I’ve always been fascinated by archeology. Exploring the ruins of ancient civilizations and cultures is a window to the past that can tell us a lot about humanity. However, sometimes those ruins don’t have to be so ancient. Urban exploration – or haikyo (廃墟) in Japanese – is the interesting hobby of exploring and photographing abandoned structures. Through my time in Japan, I’ve came across a lot of these places and they always intrigued me.
About ten years ago, while living in Hokkaido, I made a trip to one such abandoned place: Gluck Kingdom. It was my first and last haikyo adventure. Essentially a German theme park, it was quickly abandoned after failing to sustain a steady rate of visitors. When I first moved to Hokkaido I was curious as to what the out of place European styled buildings were that one could clearly see from an airplane coming into the city of Obihiro.
The complex was clearly well constructed when I visited, and the main hotel had all the amenities one would expect in a luxury establishment in Japan. I found it sad to learn from a friend that the oldest building in Hokkaido was actually a log cabin that was taken from Germany, piece by piece, and reassembled at Gluck Kingdom, only to be left rotting and unattended after the park closed.

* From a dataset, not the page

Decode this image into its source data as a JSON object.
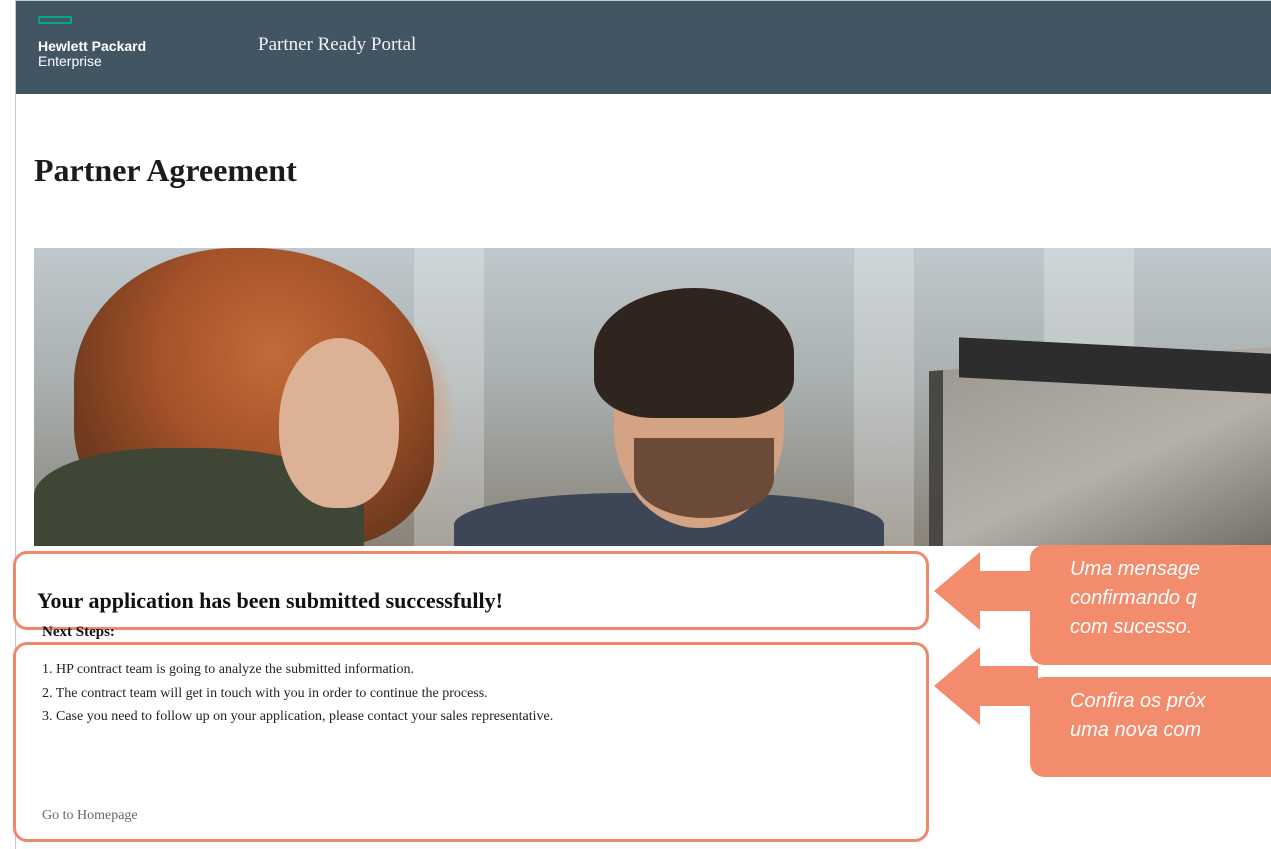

Recently I came across an entry on the Haikyo website about Gluck Kingdom, and following a request I thought I would post some photos my group took that showed the park in better, yet still abandoned, days.